The Milk Commission’s recommendation on hauling charges was based mostly on testimony from Vermont cooperatives and milk processors, who argued that they could not afford to absorb the hauling and processing cost. They also said the move would put Vermont cooperatives and processors at a competitive disadvantage against out-of-state competitors.
Addison County’s members of the agriculture committees were more supportive of other issues in the Milk Commission’s report. Giard and Stevens both agreed with the intent of the minimum producer price and the over-order premium, a price higher than the minimum price imposed by the federal government.
Raw milk prices paid to farmers are set by federal “order” based on the region in which the farm is located, and the quality of the milk. Some states add a premium over that order for their farmers.
The commission’s report asked the Legislature to lower the cost of worker’s compensation insurance for farms and supported increasing milk production, despite the possible effect of lowering the price of milk, in hopes that a greater volume of milk would make more in-state processing plants viable.
The commission also supported a stronger safety net for dairy farmers. It announced it would research ways to raise funds to help farmers through lean years. Possibilities include a premium on all milk or voluntary contributions by Vermont businesses.

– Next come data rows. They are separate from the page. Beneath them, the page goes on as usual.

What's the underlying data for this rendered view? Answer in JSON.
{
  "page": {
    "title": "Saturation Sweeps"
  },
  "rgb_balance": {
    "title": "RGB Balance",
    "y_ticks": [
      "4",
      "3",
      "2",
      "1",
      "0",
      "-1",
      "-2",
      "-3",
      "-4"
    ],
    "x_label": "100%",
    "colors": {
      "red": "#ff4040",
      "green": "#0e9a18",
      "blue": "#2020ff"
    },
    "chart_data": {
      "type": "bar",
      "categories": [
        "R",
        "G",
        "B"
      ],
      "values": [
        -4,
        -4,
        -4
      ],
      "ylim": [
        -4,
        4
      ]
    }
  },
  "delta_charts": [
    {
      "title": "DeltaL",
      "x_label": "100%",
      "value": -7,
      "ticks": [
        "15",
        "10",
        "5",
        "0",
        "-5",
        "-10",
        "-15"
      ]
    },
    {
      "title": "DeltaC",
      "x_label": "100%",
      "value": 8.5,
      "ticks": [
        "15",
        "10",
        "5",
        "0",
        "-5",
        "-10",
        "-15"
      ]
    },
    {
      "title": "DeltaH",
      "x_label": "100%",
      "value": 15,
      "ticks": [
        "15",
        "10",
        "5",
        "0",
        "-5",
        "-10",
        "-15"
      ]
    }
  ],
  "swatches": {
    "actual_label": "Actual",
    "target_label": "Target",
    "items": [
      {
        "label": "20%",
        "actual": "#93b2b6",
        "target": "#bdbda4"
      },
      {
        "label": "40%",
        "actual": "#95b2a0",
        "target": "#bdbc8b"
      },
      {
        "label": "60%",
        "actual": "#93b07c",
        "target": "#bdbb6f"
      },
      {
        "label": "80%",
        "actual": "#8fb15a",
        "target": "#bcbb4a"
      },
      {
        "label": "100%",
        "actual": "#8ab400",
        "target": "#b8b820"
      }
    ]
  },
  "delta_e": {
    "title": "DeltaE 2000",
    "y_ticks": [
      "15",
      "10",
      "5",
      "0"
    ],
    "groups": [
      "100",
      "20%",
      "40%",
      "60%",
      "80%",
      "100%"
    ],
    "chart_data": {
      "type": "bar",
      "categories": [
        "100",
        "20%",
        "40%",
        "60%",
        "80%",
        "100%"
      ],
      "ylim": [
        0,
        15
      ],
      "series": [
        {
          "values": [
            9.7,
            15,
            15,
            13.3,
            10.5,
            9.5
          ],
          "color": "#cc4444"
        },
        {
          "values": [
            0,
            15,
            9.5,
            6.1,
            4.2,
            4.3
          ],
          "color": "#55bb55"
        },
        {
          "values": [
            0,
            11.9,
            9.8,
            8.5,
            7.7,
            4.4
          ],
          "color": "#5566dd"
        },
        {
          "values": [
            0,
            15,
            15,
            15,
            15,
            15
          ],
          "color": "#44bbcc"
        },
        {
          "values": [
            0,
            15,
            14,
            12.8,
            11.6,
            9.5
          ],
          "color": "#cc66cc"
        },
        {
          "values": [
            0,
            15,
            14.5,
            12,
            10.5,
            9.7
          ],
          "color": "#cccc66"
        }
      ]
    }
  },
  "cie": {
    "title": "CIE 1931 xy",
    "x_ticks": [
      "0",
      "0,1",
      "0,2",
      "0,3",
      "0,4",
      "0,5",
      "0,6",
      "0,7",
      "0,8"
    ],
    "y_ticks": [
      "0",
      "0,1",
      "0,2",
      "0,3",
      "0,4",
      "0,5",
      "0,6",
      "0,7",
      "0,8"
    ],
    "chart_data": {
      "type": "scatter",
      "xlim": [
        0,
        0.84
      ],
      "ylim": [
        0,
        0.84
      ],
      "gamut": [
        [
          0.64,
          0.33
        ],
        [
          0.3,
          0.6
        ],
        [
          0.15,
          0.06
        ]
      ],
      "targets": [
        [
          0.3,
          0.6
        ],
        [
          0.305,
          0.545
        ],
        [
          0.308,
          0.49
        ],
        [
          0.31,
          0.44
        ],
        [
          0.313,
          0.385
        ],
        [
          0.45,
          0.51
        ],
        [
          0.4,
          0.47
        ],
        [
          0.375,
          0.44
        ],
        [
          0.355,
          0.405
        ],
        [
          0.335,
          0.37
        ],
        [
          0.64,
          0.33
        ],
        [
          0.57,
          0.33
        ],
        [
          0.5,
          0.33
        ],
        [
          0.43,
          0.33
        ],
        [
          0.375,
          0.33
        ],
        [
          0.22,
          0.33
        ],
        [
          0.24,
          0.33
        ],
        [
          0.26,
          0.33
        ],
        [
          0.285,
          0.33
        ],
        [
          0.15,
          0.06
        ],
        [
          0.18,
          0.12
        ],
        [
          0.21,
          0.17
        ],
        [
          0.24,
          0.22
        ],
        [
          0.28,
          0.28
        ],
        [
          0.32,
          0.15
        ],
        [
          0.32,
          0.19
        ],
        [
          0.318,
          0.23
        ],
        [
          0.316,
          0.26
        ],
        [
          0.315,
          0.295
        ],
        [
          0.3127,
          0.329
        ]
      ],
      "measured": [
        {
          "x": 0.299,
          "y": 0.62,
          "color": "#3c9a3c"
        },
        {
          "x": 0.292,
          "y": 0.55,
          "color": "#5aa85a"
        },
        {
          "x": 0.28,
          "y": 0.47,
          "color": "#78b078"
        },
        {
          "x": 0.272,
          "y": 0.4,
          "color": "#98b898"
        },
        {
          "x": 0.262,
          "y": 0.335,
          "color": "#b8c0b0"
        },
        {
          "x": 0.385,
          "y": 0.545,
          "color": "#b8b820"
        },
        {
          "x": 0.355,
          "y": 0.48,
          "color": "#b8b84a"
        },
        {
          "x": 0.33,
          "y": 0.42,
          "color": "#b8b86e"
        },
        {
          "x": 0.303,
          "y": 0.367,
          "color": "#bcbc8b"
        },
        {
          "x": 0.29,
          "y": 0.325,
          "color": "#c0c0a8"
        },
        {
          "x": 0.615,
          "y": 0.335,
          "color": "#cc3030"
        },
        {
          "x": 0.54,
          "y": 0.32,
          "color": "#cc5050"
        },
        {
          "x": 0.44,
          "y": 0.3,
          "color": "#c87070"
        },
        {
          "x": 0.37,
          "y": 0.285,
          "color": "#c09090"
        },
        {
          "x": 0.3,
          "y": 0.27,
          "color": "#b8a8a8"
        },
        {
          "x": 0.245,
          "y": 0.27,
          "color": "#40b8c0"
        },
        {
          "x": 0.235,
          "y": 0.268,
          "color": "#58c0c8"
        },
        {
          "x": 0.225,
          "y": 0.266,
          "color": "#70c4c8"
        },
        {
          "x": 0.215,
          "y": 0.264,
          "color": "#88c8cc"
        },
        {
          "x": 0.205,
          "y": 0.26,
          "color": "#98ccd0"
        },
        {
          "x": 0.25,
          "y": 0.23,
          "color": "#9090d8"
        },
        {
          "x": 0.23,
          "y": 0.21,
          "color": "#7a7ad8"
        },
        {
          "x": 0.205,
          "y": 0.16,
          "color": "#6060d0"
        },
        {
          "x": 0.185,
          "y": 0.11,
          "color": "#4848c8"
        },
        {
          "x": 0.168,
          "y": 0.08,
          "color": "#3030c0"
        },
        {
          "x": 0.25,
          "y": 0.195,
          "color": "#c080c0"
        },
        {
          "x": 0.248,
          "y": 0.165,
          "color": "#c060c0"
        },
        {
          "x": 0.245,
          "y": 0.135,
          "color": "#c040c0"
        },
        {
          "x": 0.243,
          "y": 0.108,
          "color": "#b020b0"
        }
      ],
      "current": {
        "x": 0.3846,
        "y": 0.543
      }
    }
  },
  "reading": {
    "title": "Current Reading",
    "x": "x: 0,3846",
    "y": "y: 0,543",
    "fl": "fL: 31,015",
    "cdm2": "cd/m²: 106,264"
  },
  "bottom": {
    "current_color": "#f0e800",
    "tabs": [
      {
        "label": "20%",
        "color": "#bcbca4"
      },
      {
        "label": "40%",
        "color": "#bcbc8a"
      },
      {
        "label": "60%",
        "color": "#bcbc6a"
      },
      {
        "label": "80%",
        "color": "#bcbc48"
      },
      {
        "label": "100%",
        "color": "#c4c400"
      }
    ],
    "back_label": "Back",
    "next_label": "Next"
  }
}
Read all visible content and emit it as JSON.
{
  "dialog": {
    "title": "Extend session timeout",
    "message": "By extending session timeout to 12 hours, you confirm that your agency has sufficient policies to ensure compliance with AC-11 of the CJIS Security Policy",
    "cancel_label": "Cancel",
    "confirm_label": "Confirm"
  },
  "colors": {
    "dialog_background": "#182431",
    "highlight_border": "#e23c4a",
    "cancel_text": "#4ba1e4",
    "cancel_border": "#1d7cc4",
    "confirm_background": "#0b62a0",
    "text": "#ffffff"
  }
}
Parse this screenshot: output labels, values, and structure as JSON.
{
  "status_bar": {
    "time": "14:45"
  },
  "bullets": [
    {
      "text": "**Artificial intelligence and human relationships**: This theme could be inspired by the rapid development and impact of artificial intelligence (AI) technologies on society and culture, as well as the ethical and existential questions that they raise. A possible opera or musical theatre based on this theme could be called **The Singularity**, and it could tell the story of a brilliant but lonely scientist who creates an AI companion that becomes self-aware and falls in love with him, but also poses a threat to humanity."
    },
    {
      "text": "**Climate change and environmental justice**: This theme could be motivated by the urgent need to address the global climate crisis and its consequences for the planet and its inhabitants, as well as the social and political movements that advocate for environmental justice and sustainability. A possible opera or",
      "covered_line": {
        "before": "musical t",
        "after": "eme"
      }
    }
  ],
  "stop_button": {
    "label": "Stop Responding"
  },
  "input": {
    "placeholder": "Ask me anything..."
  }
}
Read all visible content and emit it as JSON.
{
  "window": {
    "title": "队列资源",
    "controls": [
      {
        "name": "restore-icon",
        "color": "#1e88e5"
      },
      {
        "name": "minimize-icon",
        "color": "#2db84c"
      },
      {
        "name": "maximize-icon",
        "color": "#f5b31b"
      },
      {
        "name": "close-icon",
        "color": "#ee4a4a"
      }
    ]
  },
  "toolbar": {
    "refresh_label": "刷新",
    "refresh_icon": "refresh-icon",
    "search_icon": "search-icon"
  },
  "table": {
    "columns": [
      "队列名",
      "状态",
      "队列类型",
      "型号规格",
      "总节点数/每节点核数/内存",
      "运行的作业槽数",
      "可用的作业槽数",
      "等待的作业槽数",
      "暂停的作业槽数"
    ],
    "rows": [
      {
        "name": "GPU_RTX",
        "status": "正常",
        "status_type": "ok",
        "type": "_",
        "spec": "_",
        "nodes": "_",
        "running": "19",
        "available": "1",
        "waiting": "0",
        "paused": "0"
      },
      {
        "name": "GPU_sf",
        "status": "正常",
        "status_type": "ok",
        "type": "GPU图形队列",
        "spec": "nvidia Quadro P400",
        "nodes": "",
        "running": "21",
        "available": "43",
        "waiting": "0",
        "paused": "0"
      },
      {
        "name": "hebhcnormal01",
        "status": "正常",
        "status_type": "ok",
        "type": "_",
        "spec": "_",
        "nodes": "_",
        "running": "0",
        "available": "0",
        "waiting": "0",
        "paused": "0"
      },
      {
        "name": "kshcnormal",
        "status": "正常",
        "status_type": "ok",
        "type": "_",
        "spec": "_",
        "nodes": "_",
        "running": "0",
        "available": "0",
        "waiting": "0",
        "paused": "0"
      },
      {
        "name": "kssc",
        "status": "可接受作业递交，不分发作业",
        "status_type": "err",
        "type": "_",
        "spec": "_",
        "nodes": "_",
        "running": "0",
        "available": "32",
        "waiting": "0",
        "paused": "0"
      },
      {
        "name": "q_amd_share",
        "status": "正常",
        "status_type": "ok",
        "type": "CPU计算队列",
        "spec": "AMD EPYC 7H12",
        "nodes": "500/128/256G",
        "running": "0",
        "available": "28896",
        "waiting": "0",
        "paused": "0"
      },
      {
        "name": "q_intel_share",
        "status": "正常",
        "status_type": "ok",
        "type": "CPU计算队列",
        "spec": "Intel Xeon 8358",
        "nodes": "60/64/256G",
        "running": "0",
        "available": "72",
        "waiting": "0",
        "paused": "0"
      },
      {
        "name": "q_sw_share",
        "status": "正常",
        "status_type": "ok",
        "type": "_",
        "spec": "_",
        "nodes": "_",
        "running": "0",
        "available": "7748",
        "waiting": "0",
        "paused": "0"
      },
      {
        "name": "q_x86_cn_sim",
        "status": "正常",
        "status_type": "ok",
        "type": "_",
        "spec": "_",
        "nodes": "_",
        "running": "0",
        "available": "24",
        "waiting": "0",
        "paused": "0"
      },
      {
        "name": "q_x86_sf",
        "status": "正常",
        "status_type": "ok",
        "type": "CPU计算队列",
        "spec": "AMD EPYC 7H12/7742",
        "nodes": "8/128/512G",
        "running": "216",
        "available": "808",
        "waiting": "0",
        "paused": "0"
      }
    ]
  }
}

“You’re not going to have a dairy industry until you make sure there’s enough money out there on those farms to keep them profitable,” Giard said.
Stevens said that any efforts by the Vermont Legislature to help dairy farmers face an uphill battle, because there’s only so much the state government can do.
“Lots of hurdles need to be overcome and they seem insurmountable because of the national market,” Stevens said.
For example, the commission announced it would implement a minimum price for milk producers only if New York and Pennsylvania implement similar regulation. The over-order premium the commission announced would be put into effect if New York implements a similar regulation; Pennsylvania already has one.
Even if the over-order premium is put into effect, the over-order premium the commission supports would only apply to the price for fluid milk produced, processed and sold in Vermont. “What effect that has on farmers in Vermont remains to be seen,” Stevens said.